Almost rookie director Shane Black ("Kiss Kiss Bang Bang") is not at fault if some viewers are not happy with "Iron Man 3." The big problem, at least for me, was that the story just was not that good.
It was as though the powers that be have a great franchise, with a fantastic star, a female lead who is almost perfect for her role and a fan base which includes a couple of generations of comic book fans, as well as fans of action movies, but after spending millions of dollars pumping up the public for a new Iron Man movie, they couldn't find a good script.
They couldn't very well let all of the effort go to waste, so they picked the best of the bad scripts (it sounds like "Argo" dialogue, doesn't it?), and ran with it.
While Robert Downey Jr. ("Sherlock Holmes," "Tropic Thunder") turns in another good performance as Tony Stark, it still lacked a little enthusiasm; perhaps he, too, is getting a little tired of the role and wants to move on.
Actress Gwyneth Paltrow ("Shakespeare in Love," "Country Strong") as Pepper Potts, once again, has the same problem as last time, playing a girl who is too smart, too confident, too together to be a Nell Fenwick to Stark's Dudley Do-Right.

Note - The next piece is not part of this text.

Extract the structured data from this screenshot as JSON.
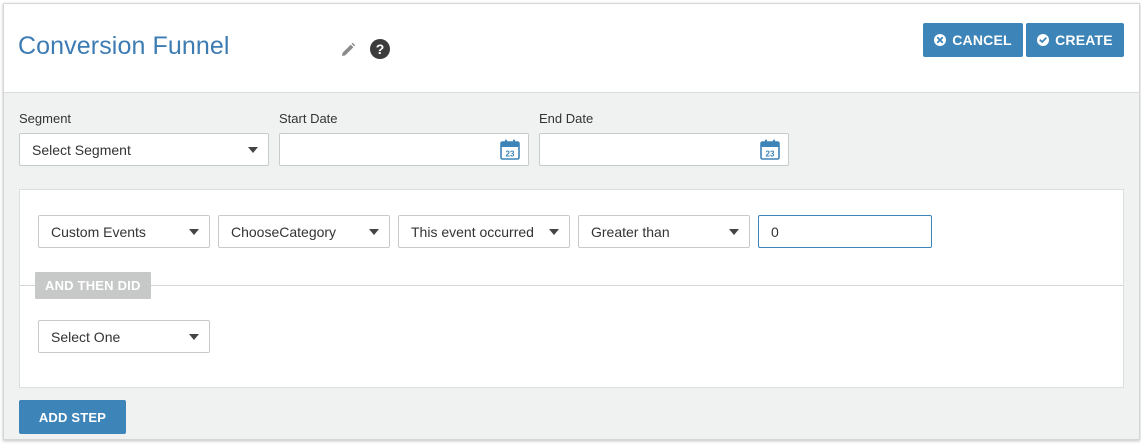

Don Cheadle ("Ocean's Eleven," "Hotel Rwanda") again comes on board as Col. James Rhodes, and does so well in starring roles; I wish he would stop showing up in these secondary pieces.
Guy Pearce ("L.A. Confidential," "The King's Speech," "Memento") as Aldrich Killian, plays a pretty decent villain, although plain Jane bad guys in superhero movies tend to turn me off. His on-again/off-again morphing into LavaMan was not fascinating enough for me, and seemed a bit boring.
Ben Kingsley ("Gandhi," "Schindler's List"), on the other hand, as The Mandarin, was a delight. His quirky rendition of Ringo Starr, brought back fond memories of the Beatles drummer portraying a version of himself in the 1968 sleeper hit, "Candy."
This movie was good, but nowhere near as good as the first one, and only marginally better (maybe) than "Iron Man 2." They really did need a better storyline.
Repeating variations of things like the multiple Iron Men, and a serious lack of spark between the two stars (even though the chemistry is definitely there), is an injustice to the movie going public.
The final battle scene was too lacking in close up combat and had more of the same Fourth of July fireworks feel with the aerial fighting, just like in the second movie.
Another problem was that almost all of the action was crammed into two huge "Sock! Pow! Bam!" segments, and the rest of the overly long movie seemed a little too slow.
This movie was good, but deserved to be better. It was as though instead of saving the world, he saved St. Albans. For a superhero like Iron Man, the story should have had a more exciting, more original script. Tony Stark's red and gold armor deserved better.
Billy Summers is a freelance photographer who also reviews films for The Putnam Herald. He can be reached at email@example.com.